As of December 8, 2016, Shake Shack (SHAK) was trading at a PE multiple of 68.1x, while Chipotle Mexican Grill (CMG) and Panera Bread (PNRA) were trading at PE multiples of 42.3x and 28.3x, respectively. Shake Shack, being in the growth phase of its life cycle, is trading at a higher multiple than other companies, as it has huge potential to expand its operations.
Since the beginning of fiscal 3Q16, Chipotle’s PE multiple has fallen from 48.9x to 42.3x, respectively. The lower-than-expected 3Q16 earnings and the announcement from its co-CEO that he was skeptical about the company meeting its 4Q16 earnings predictions made investors skeptical about its future earnings. Thus, Chipotle’s share price and PE multiple fell.
Since the beginning of fiscal 3Q16, Panera’s PE multiple has fallen from 28.6x to 28.3x. After strong 3Q16 earnings, analysts raised their EPS estimates for the next four quarters, which led to the marginal decline of its valuation multiple.
Analysts are expecting Chipotle, Shake Shack, and Panera to post EPS growth of 223.5%, 20%, and 12.1%, respectively, in the next four quarters. These EPS growth projections might have already been factored into the current share prices of Chipotle, Shake Shack, and Panera.
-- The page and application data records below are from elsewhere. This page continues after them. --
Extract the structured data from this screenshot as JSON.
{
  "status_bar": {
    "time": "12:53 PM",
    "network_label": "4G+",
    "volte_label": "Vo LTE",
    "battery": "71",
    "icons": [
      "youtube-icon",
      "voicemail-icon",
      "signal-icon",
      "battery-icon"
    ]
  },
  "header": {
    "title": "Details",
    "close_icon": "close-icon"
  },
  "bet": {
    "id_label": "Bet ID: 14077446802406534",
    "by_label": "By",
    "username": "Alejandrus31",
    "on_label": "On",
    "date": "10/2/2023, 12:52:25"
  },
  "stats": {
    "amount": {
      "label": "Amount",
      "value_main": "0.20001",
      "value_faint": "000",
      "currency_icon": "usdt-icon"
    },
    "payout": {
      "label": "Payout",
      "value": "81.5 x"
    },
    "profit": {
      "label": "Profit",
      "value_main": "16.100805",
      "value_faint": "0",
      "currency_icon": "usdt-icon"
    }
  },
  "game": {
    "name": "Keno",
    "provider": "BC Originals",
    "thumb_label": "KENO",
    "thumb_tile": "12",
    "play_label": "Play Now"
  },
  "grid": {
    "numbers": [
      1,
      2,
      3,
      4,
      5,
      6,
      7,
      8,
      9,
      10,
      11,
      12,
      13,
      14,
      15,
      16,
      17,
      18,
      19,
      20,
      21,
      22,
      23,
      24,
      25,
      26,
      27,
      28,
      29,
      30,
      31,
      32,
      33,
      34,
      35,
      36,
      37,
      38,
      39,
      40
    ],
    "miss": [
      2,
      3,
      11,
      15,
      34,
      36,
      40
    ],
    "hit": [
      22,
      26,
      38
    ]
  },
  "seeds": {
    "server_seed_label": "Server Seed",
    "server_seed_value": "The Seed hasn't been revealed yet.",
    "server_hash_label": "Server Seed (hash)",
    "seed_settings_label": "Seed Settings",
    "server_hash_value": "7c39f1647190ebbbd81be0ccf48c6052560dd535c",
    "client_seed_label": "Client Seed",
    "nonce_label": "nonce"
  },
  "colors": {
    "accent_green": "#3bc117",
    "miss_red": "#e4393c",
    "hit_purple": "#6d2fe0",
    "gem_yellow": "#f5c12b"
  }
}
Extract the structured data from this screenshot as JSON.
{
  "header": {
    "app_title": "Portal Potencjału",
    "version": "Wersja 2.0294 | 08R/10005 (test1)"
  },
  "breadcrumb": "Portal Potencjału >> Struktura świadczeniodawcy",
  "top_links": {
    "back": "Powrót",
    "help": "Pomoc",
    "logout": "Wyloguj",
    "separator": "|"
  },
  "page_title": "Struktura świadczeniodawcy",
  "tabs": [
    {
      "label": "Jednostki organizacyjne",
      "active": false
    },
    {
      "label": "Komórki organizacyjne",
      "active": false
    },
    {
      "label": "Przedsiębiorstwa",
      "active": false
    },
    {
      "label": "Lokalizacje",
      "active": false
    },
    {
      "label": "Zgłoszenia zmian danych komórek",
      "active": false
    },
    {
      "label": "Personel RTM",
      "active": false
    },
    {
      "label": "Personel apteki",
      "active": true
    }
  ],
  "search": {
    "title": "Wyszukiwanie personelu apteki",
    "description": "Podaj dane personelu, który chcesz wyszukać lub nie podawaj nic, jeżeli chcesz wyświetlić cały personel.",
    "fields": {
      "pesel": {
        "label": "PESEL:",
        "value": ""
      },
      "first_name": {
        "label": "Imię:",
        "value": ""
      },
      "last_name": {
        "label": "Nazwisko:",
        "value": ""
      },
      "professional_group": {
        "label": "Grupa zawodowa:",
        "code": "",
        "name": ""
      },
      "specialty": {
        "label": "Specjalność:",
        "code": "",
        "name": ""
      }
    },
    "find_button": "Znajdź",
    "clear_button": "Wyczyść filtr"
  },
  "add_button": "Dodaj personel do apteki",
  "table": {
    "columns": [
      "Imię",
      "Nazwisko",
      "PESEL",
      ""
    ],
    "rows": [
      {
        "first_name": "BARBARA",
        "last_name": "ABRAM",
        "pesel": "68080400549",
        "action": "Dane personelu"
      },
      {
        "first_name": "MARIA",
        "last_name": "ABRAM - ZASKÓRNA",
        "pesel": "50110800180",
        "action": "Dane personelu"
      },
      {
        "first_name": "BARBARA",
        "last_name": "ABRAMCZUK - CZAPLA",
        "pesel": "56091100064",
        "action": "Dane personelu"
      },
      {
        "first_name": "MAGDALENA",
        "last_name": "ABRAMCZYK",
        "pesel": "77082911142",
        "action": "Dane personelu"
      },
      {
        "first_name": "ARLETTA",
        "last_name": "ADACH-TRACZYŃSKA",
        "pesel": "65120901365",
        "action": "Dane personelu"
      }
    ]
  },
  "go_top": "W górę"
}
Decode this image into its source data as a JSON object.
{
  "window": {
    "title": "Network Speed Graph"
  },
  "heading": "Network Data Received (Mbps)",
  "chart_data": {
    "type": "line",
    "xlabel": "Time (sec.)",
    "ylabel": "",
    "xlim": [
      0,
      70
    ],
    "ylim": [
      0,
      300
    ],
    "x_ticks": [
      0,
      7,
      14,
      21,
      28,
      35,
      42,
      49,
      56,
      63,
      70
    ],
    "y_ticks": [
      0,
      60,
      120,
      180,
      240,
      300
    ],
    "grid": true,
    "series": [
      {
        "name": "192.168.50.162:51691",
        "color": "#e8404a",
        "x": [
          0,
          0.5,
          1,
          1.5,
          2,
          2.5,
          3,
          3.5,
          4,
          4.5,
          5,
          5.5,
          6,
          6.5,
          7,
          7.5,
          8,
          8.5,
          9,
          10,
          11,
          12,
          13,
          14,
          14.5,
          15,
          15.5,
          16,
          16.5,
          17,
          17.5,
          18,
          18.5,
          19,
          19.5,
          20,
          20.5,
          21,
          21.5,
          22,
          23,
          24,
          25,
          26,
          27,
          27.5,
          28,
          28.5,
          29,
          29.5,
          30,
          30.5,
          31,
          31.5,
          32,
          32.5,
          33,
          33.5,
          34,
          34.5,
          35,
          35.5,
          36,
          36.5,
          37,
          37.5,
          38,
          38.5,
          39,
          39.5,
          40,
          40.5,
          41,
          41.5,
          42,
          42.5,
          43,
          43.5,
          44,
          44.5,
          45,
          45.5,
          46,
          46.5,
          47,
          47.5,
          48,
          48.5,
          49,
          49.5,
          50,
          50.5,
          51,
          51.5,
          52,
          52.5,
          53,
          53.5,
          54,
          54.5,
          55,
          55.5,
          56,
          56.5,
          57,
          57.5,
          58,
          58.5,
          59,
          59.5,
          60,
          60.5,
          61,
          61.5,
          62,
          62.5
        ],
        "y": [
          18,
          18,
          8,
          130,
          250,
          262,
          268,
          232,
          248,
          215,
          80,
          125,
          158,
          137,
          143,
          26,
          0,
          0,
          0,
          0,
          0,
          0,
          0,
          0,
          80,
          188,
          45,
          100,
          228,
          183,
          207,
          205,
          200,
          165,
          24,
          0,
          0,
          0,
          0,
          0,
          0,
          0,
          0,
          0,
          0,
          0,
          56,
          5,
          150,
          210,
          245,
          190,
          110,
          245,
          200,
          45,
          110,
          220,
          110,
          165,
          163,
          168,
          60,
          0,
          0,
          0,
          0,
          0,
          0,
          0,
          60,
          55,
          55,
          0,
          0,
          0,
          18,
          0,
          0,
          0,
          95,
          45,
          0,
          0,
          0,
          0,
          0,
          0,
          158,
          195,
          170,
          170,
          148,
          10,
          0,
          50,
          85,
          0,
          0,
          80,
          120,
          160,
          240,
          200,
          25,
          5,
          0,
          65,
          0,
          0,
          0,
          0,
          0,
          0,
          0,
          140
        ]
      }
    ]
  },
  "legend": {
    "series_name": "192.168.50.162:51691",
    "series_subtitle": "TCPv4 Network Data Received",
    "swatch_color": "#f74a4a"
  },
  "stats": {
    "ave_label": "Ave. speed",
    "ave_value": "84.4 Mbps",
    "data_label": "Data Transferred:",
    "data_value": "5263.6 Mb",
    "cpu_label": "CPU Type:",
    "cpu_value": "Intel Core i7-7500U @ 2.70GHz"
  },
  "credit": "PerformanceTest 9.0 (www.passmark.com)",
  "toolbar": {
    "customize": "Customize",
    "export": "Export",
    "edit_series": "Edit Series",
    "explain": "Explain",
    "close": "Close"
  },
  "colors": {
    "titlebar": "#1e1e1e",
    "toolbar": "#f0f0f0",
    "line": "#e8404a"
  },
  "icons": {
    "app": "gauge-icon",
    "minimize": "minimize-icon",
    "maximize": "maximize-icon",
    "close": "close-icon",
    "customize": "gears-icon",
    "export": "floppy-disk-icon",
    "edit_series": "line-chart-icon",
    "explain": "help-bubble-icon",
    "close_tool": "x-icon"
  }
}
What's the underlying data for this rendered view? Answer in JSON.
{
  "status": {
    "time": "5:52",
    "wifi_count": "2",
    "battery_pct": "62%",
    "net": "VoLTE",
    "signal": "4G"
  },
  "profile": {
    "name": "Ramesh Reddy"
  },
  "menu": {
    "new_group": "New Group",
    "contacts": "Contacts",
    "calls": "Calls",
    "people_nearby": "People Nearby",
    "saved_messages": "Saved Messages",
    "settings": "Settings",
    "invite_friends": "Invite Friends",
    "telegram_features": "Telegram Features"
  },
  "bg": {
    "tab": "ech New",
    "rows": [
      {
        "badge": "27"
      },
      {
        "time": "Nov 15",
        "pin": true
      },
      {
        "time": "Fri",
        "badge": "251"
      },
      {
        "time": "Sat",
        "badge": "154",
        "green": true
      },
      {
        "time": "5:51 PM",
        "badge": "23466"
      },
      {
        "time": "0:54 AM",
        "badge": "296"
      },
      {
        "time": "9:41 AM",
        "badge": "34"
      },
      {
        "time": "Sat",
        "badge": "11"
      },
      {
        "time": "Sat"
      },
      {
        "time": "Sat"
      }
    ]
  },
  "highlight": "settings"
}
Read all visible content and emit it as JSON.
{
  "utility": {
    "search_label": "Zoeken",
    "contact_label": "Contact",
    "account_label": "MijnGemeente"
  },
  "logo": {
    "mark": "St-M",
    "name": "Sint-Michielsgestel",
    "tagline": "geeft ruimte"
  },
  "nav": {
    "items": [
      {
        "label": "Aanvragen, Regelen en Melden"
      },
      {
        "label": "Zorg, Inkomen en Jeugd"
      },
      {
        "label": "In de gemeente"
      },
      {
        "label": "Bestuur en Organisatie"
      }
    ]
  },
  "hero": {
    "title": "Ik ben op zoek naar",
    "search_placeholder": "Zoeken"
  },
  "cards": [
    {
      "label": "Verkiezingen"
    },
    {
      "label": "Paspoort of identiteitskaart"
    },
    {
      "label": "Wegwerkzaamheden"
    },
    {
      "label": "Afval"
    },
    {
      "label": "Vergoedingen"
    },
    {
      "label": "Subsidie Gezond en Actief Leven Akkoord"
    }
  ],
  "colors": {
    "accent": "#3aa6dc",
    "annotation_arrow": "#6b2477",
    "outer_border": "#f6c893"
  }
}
If the companies’ results come in lower, then the stocks could face selling pressure, which could bring the PE multiples of Chipotle, SHAK, and Panera down.
You can mitigate these company-specific risks by investing in the iShares US Consumer Services ETF (IYC), which has invested 11.3% of its holdings in restaurants and travel companies.
In the next and final part of this series, we’ll look at what analysts are expecting from these fast casual restaurants.